Once the initial test is done, we usually leave the product with the participant for about two weeks, then come back and run a different series of tests. This allows the testing team to measure learnability as well as providing test participants time to catalog their experience with the product or application. During this time, participants are asked to document everything they can about not only their interaction with the product, but also what is going on in the environment. Once the research team returns, participants walk us through behavioral changes that have been the result of the product or interface. There are times when a client gets everything right in terms of usability, but the user still rejects the product because it is too disruptive to their normal activities (or simply isn’t relevant to their condition). In that case, you have to rethink what the product does and why.

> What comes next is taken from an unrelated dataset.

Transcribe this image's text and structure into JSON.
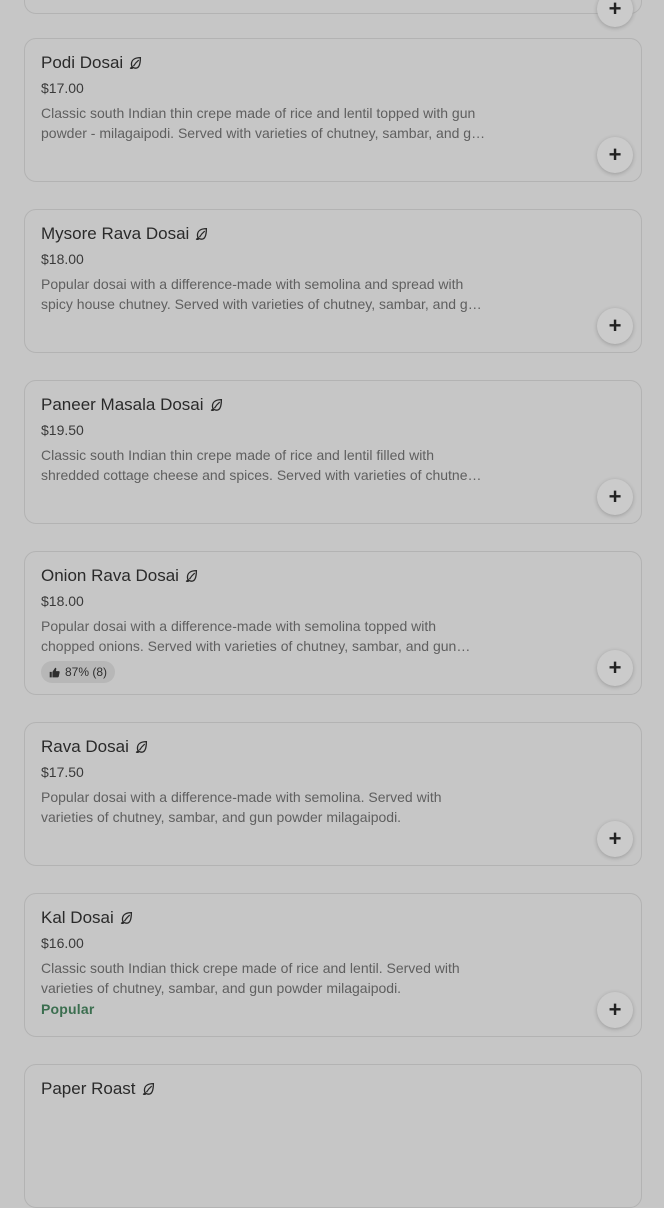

Finally, there is the issue of delivery of the data. Nine times out of ten the reader is looking for information that is quite literal and instructional. Ambiguity and/or involved anecdotal descriptions are usually rejected in favor of what is more concrete. The struggle is how to provide this experience-near information. It means doing more than providing numbers. Information should be broken down into a structure such that each “theme” is easily identifiable within the first sentence. More often than not, specific recommendations are preferred to implications and must be presented to the audience in concrete, usable ways. Contextual data and its impact on use need the same approach.
A product or UI design’s usability is only relevant when taken outside the lab. Rather than separating exploratory and testing processes into two activities that have minimal influence on each other, a mixed field method should be used in most testing. In the final analysis, innovation and great design do not stem from one methodological process, but a combination of the two.